--- Given data ---
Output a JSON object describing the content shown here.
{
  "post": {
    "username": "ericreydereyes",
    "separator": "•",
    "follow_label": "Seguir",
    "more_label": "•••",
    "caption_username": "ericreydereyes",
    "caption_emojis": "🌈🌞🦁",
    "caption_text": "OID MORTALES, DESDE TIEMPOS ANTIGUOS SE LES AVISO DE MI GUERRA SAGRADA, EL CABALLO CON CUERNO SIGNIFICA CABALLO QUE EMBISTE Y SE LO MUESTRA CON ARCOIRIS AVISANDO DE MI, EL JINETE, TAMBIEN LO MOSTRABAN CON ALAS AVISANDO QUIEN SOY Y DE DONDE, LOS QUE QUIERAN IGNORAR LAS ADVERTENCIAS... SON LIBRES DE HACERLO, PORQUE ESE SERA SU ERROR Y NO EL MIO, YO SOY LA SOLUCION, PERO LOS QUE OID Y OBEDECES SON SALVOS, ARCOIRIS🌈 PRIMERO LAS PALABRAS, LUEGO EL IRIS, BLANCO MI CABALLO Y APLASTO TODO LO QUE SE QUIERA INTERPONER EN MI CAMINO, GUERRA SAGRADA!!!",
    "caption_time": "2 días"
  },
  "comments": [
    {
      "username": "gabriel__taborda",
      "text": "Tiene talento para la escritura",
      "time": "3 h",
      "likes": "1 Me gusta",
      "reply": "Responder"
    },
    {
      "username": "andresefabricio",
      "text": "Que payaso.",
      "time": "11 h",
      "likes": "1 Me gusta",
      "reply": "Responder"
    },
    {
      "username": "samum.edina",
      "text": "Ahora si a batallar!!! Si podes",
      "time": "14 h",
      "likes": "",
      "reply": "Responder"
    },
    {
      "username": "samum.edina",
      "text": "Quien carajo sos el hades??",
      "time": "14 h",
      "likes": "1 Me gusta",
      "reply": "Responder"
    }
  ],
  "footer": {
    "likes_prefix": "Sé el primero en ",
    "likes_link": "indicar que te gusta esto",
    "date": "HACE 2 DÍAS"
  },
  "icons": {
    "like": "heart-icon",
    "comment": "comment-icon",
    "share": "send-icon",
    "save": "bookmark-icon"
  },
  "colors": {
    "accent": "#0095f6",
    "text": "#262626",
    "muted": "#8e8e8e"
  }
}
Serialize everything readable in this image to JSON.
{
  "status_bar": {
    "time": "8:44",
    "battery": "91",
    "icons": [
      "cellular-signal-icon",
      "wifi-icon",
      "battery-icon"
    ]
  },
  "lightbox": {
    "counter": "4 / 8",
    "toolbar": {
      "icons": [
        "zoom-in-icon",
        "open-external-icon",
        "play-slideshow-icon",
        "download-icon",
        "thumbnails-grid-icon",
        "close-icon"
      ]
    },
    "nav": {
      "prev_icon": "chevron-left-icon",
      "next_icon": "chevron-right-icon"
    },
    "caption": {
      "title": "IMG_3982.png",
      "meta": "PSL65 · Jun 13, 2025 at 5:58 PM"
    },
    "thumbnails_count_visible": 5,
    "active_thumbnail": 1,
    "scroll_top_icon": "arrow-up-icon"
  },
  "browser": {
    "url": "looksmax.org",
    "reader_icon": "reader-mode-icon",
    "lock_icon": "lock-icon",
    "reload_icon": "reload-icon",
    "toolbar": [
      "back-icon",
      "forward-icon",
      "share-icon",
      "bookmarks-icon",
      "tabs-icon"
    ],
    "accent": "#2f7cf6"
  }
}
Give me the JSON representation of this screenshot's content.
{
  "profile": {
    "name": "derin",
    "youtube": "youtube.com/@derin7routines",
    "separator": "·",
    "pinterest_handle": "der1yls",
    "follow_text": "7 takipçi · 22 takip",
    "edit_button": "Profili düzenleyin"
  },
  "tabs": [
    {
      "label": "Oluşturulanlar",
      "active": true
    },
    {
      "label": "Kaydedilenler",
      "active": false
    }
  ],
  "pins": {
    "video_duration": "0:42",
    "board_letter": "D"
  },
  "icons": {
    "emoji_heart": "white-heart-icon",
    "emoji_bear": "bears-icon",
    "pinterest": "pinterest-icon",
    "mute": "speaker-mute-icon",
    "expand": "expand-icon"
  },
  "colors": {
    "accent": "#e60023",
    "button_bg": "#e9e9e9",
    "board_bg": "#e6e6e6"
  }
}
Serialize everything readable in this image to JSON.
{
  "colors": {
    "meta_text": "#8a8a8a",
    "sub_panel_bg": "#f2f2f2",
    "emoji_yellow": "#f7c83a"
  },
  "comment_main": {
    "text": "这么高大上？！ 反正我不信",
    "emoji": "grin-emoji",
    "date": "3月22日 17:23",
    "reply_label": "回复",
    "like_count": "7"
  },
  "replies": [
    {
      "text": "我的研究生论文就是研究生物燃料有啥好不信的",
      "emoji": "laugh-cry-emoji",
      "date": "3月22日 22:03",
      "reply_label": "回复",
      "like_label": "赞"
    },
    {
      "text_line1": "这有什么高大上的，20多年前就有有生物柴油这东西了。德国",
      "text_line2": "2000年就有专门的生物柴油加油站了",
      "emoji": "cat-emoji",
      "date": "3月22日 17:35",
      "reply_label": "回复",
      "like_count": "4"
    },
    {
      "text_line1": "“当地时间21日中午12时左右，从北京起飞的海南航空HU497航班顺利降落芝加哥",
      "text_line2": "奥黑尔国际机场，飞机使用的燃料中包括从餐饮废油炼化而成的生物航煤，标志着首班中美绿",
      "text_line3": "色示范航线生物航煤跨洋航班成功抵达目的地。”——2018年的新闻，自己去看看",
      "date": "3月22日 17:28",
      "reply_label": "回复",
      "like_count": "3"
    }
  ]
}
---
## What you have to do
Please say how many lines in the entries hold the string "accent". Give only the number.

## Solution to this exercise
3